#### Try it:
From the records below, please return each line that holds the word "this".

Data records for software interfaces

>>>>>

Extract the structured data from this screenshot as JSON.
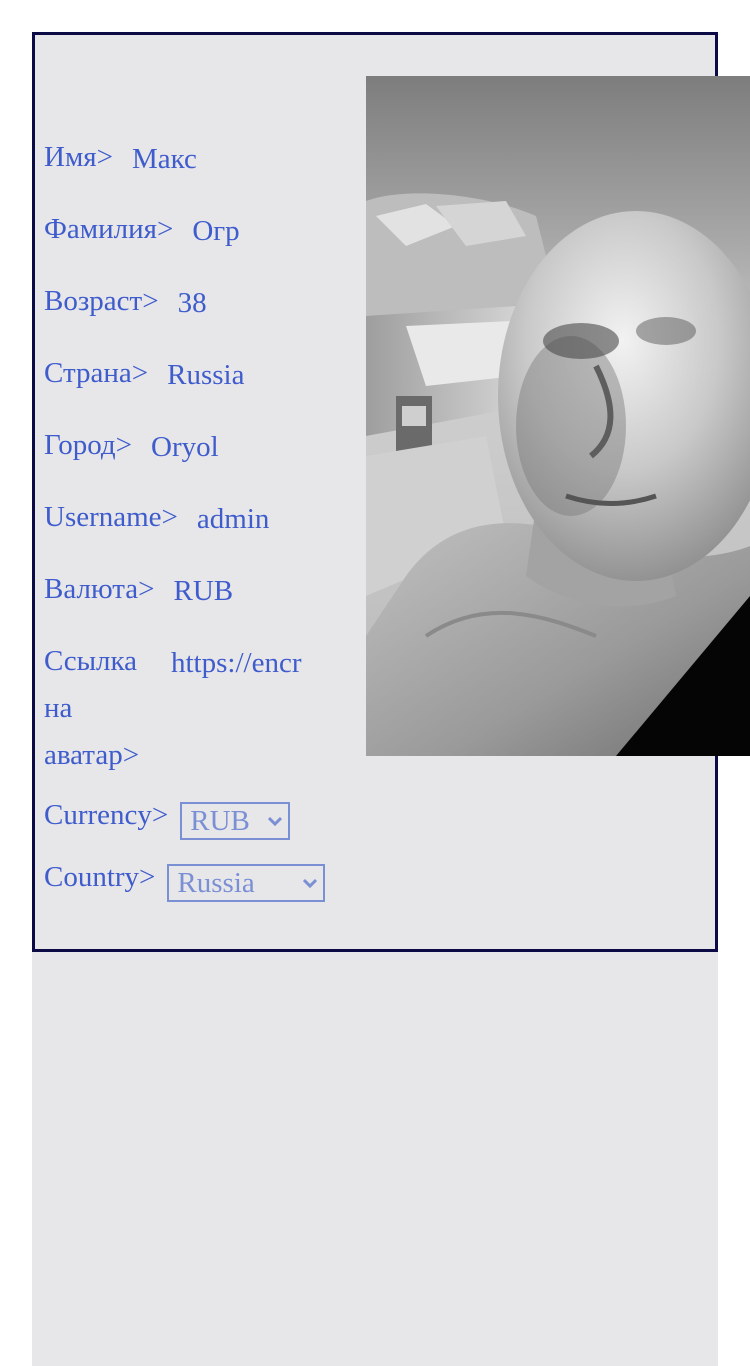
{
  "profile": {
    "first_name": {
      "label": "Имя>",
      "value": "Макс"
    },
    "last_name": {
      "label": "Фамилия>",
      "value": "Огр"
    },
    "age": {
      "label": "Возраст>",
      "value": "38"
    },
    "country": {
      "label": "Страна>",
      "value": "Russia"
    },
    "city": {
      "label": "Город>",
      "value": "Oryol"
    },
    "username": {
      "label": "Username>",
      "value": "admin"
    },
    "currency": {
      "label": "Валюта>",
      "value": "RUB"
    },
    "avatar_link": {
      "label": "Ссылка на аватар>",
      "value": "https://encr"
    }
  },
  "settings": {
    "currency": {
      "label": "Currency>",
      "selected": "RUB"
    },
    "country": {
      "label": "Country>",
      "selected": "Russia"
    }
  },
  "colors": {
    "text": "#3f5ccc",
    "select": "#7a8fd4",
    "card_border": "#0d0b45",
    "panel_bg": "#e7e7ea"
  },
  "icons": {
    "select_arrow": "chevron-down-icon"
  }
}
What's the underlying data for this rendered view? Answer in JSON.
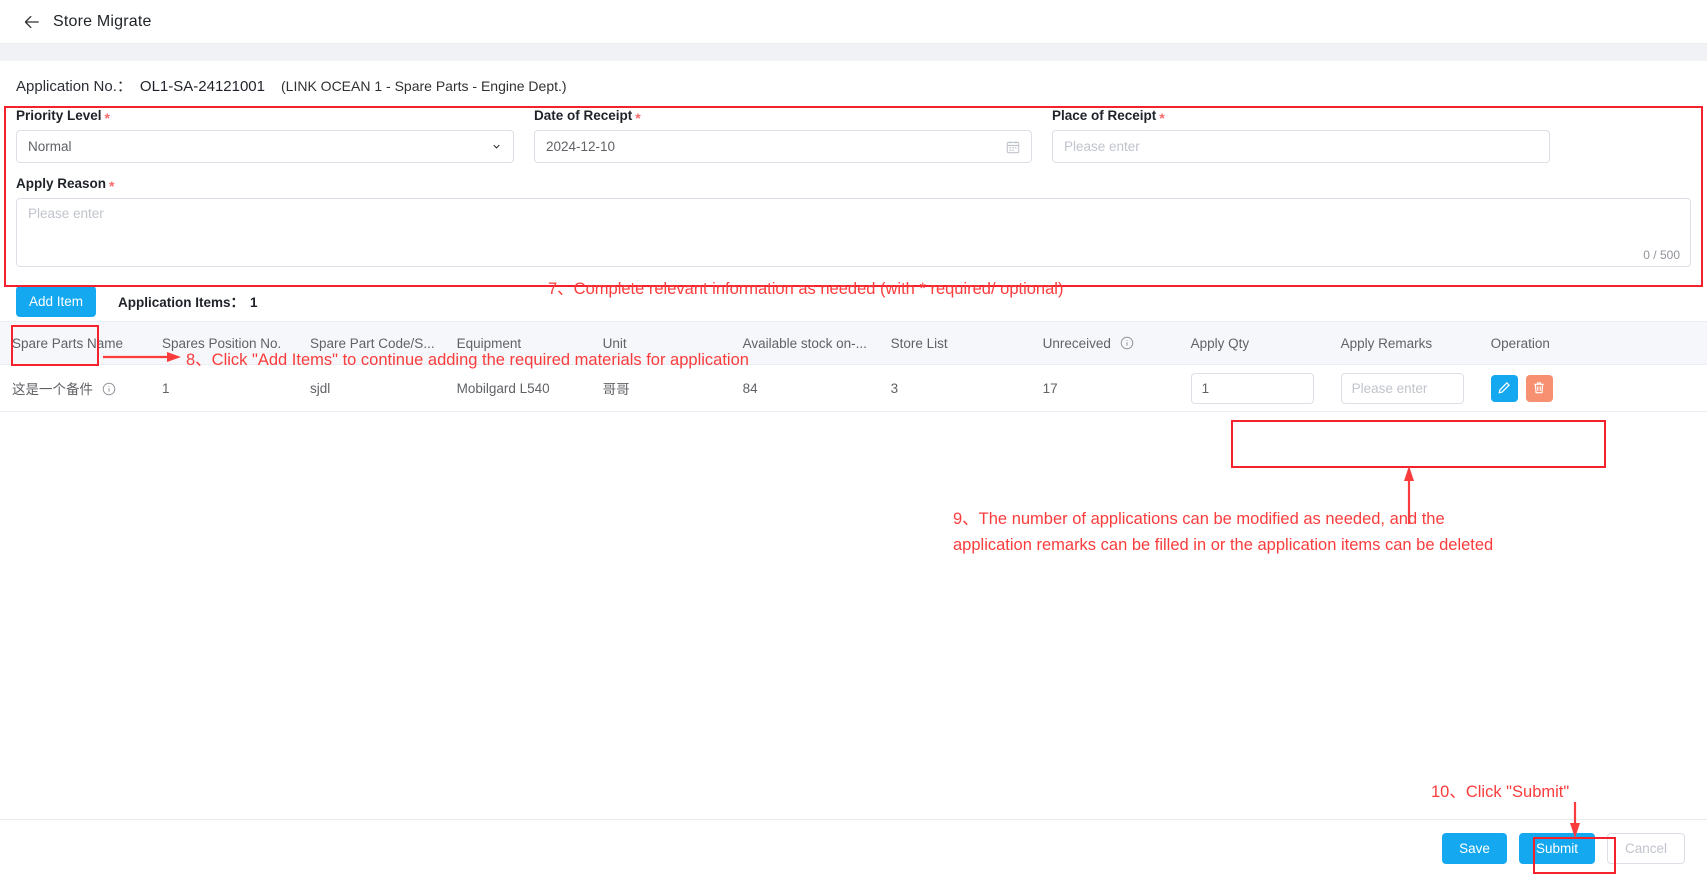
{
  "topbar": {
    "title": "Store Migrate",
    "back_icon": "arrow-left-icon"
  },
  "header": {
    "application_no_label": "Application No.：",
    "application_no_value": "OL1-SA-24121001",
    "vessel_info": "(LINK OCEAN 1 - Spare Parts - Engine Dept.)"
  },
  "form": {
    "priority": {
      "label": "Priority Level",
      "required": "*",
      "value": "Normal",
      "icon": "chevron-down-icon"
    },
    "date_of_receipt": {
      "label": "Date of Receipt",
      "required": "*",
      "value": "2024-12-10",
      "icon": "calendar-icon"
    },
    "place_of_receipt": {
      "label": "Place of Receipt",
      "required": "*",
      "value": "",
      "placeholder": "Please enter"
    },
    "apply_reason": {
      "label": "Apply Reason",
      "required": "*",
      "value": "",
      "placeholder": "Please enter",
      "counter": "0 / 500"
    }
  },
  "toolbar": {
    "add_item_label": "Add Item",
    "application_items_label": "Application Items：",
    "application_items_count": "1"
  },
  "table": {
    "columns": [
      "Spare Parts Name",
      "Spares Position No.",
      "Spare Part Code/S...",
      "Equipment",
      "Unit",
      "Available stock on-...",
      "Store List",
      "Unreceived",
      "Apply Qty",
      "Apply Remarks",
      "Operation"
    ],
    "unreceived_info_icon": "info-circle-icon",
    "rows": [
      {
        "spare_parts_name": "这是一个备件",
        "name_info_icon": "info-circle-icon",
        "spares_position_no": "1",
        "spare_part_code": "sjdl",
        "equipment": "Mobilgard L540",
        "unit": "哥哥",
        "available_stock": "84",
        "store_list": "3",
        "unreceived": "17",
        "apply_qty": "1",
        "apply_remarks_placeholder": "Please enter",
        "edit_icon": "pencil-icon",
        "delete_icon": "trash-icon"
      }
    ]
  },
  "annotations": [
    {
      "id": "step7",
      "text": "7、Complete relevant information as needed (with * required/ optional)"
    },
    {
      "id": "step8",
      "text": "8、Click \"Add Items\" to continue adding the required materials for application"
    },
    {
      "id": "step9_line1",
      "text": "9、The number of applications can be modified as needed, and the"
    },
    {
      "id": "step9_line2",
      "text": "application remarks can be filled in or the application items can be deleted"
    },
    {
      "id": "step10",
      "text": "10、Click \"Submit\""
    }
  ],
  "footer": {
    "save_label": "Save",
    "submit_label": "Submit",
    "cancel_label": "Cancel"
  },
  "colors": {
    "primary": "#13a8f0",
    "annotation_red": "#fa3c3c",
    "highlight_border": "#f5222d",
    "delete_btn": "#f79071",
    "required_star": "#f56c6c"
  }
}
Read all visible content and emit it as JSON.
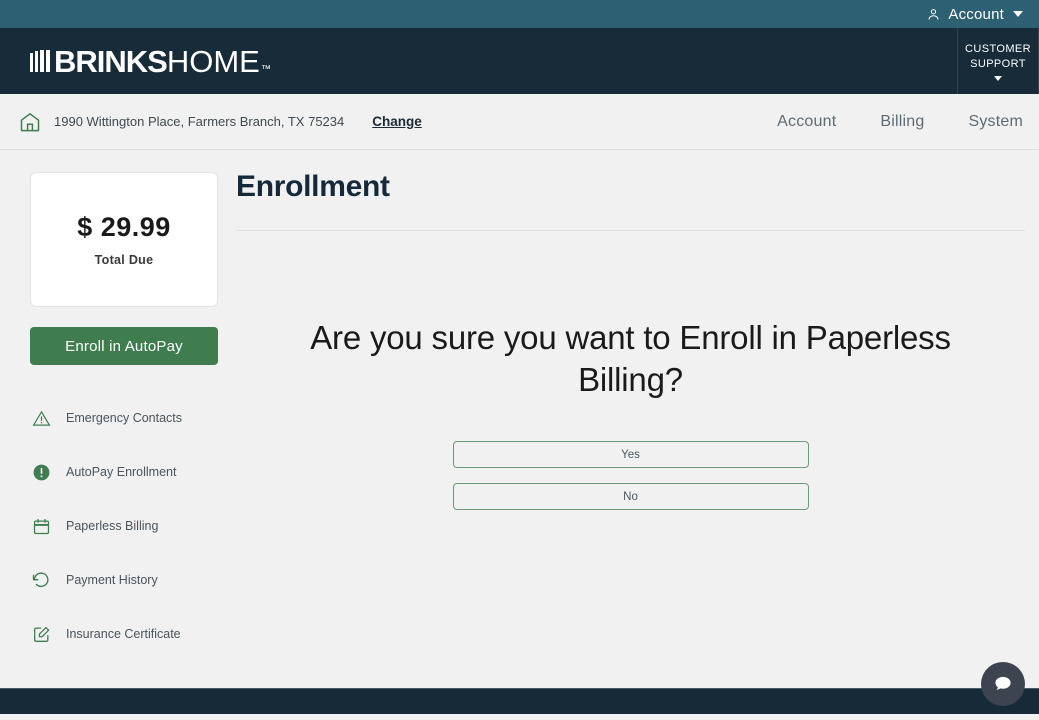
{
  "topbar": {
    "account_label": "Account",
    "person_icon": "person-icon",
    "caret_icon": "chevron-down-icon"
  },
  "header": {
    "logo_brinks": "BRINKS",
    "logo_home": "HOME",
    "logo_tm": "™",
    "support_line1": "CUSTOMER",
    "support_line2": "SUPPORT"
  },
  "subnav": {
    "home_icon": "home-icon",
    "address": "1990 Wittington Place, Farmers Branch, TX 75234",
    "change_label": "Change",
    "nav": [
      {
        "label": "Account"
      },
      {
        "label": "Billing"
      },
      {
        "label": "System"
      }
    ]
  },
  "sidebar": {
    "due_amount": "$ 29.99",
    "due_label": "Total Due",
    "autopay_button": "Enroll in AutoPay",
    "items": [
      {
        "label": "Emergency Contacts",
        "icon": "warning-triangle-icon"
      },
      {
        "label": "AutoPay Enrollment",
        "icon": "alert-circle-icon"
      },
      {
        "label": "Paperless Billing",
        "icon": "calendar-icon"
      },
      {
        "label": "Payment History",
        "icon": "history-icon"
      },
      {
        "label": "Insurance Certificate",
        "icon": "edit-square-icon"
      }
    ]
  },
  "main": {
    "page_title": "Enrollment",
    "question": "Are you sure you want to Enroll in Paperless Billing?",
    "yes_label": "Yes",
    "no_label": "No"
  },
  "chat": {
    "icon": "chat-bubble-icon"
  },
  "colors": {
    "topbar": "#2c6072",
    "header": "#172b39",
    "page_bg": "#f0f1f0",
    "green": "#3f7d4f",
    "green_border": "#6d9a78",
    "title": "#16293a"
  }
}
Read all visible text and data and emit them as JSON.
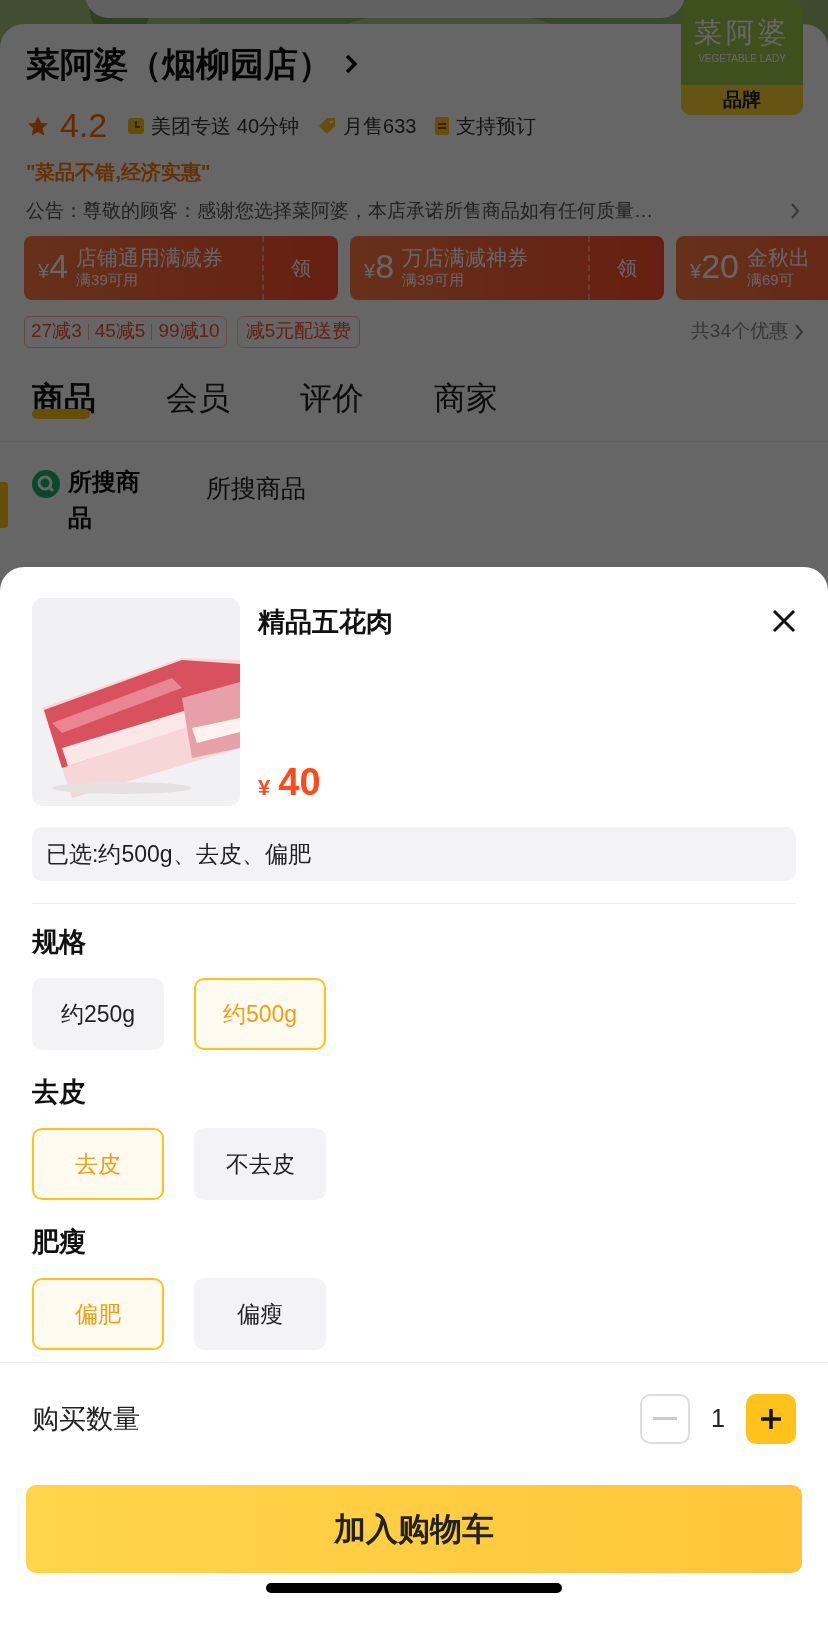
{
  "store": {
    "name": "菜阿婆（烟柳园店）",
    "logo": {
      "text": "菜阿婆",
      "subtext": "VEGETABLE LADY",
      "badge": "品牌"
    },
    "rating": "4.2",
    "meta": [
      {
        "kind": "delivery",
        "text": "美团专送 40分钟"
      },
      {
        "kind": "sales",
        "text": "月售633"
      },
      {
        "kind": "reserve",
        "text": "支持预订"
      }
    ],
    "slogan": "\"菜品不错,经济实惠\"",
    "notice": "公告：尊敬的顾客：感谢您选择菜阿婆，本店承诺所售商品如有任何质量…"
  },
  "coupons": [
    {
      "currency": "¥",
      "amount": "4",
      "title": "店铺通用满减券",
      "condition": "满39可用",
      "action": "领"
    },
    {
      "currency": "¥",
      "amount": "8",
      "title": "万店满减神券",
      "condition": "满39可用",
      "action": "领"
    },
    {
      "currency": "¥",
      "amount": "20",
      "title": "金秋出",
      "condition": "满69可"
    }
  ],
  "promos": {
    "tiers": [
      "27减3",
      "45减5",
      "99减10"
    ],
    "delivery": "减5元配送费",
    "total": "共34个优惠"
  },
  "tabs": [
    {
      "label": "商品",
      "selected": true
    },
    {
      "label": "会员",
      "selected": false
    },
    {
      "label": "评价",
      "selected": false
    },
    {
      "label": "商家",
      "selected": false
    }
  ],
  "category": {
    "selected_item": "所搜商品",
    "heading": "所搜商品"
  },
  "sheet": {
    "title": "精品五花肉",
    "currency": "¥",
    "price": "40",
    "selection": "已选:约500g、去皮、偏肥",
    "groups": [
      {
        "label": "规格",
        "options": [
          {
            "label": "约250g",
            "selected": false
          },
          {
            "label": "约500g",
            "selected": true
          }
        ]
      },
      {
        "label": "去皮",
        "options": [
          {
            "label": "去皮",
            "selected": true
          },
          {
            "label": "不去皮",
            "selected": false
          }
        ]
      },
      {
        "label": "肥瘦",
        "options": [
          {
            "label": "偏肥",
            "selected": true
          },
          {
            "label": "偏瘦",
            "selected": false
          }
        ]
      }
    ],
    "quantity": {
      "label": "购买数量",
      "value": "1"
    },
    "cart_button": "加入购物车"
  }
}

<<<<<

#### Task answer:
Extract the structured data from this screenshot as JSON.
What's the underlying data for this rendered view? Answer in JSON.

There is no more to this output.